Friday, September 19, 2008

Summer Wrap-Up

Last week, at our team meeting, we cleaned up the aftermath of the summer. Doctors' holidays make it challenging to keep up with our backlog. Last summer, we saw our 3rd NAA times creep up. In the early part of this summer, the numbers were looking good, and we thought we'd changed the system enough that the wait wouldn't grow, despite reduced capacity.

No such luck. Our latest 3rd NAA is up to 60 days. Here's hoping that the end of summer holidays signals an improvement here.

There is some brighter news. Last post, I looked at our patient-recall patterns. We've got data from May to August now, and there's still a striking variation among urologists in the rate at which we recall our patients for review. Here are the average recall rates:

Here's the promising part:

Friday, September 5, 2008

Isn't That Special?

In "Bang for your Buck," I reported our urologists' recall rates. The variation among urologists was striking. Some rarely recall anyone, while others recall nearly a quarter of their patients. Here are the rates (thanks, Amanda) for May to July:

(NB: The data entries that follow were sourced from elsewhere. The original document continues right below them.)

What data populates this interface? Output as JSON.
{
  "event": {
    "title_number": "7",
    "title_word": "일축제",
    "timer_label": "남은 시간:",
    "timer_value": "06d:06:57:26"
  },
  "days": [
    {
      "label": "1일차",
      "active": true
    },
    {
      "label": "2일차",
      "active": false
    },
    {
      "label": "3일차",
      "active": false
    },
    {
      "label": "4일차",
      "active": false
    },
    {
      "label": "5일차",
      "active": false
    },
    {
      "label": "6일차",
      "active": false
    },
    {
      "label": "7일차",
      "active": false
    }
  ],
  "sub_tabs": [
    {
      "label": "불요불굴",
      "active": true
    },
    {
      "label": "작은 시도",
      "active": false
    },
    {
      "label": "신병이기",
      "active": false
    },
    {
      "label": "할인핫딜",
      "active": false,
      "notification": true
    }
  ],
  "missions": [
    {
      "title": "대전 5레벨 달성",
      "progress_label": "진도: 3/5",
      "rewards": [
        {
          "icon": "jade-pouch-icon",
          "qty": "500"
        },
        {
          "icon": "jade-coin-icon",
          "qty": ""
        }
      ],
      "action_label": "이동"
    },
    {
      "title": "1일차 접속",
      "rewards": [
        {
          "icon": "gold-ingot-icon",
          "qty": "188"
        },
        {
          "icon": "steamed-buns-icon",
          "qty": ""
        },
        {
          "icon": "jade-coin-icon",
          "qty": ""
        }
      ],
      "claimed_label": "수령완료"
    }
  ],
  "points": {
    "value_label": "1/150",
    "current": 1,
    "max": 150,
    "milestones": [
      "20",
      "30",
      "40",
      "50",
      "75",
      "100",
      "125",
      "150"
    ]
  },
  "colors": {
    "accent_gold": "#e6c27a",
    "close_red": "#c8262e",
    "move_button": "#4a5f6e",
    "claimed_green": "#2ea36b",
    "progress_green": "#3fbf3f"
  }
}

Two of the docs have zero monthly recall stats because they were away for those months. But another doc, who was working during this period, also had no recalls. I asked both of the low-recall docs why they are so different from the rest of the group. One didn't know why there was such a discrepancy, but commented that maybe he wasn't recalling often enough!

In the previous post, I made the same observation. I meant it slightly tongue-in-cheek, but there is a kernel of truth in that comment. We want to reduce unnecessary recalls (internal demand), but not at the expense of compromising patient care.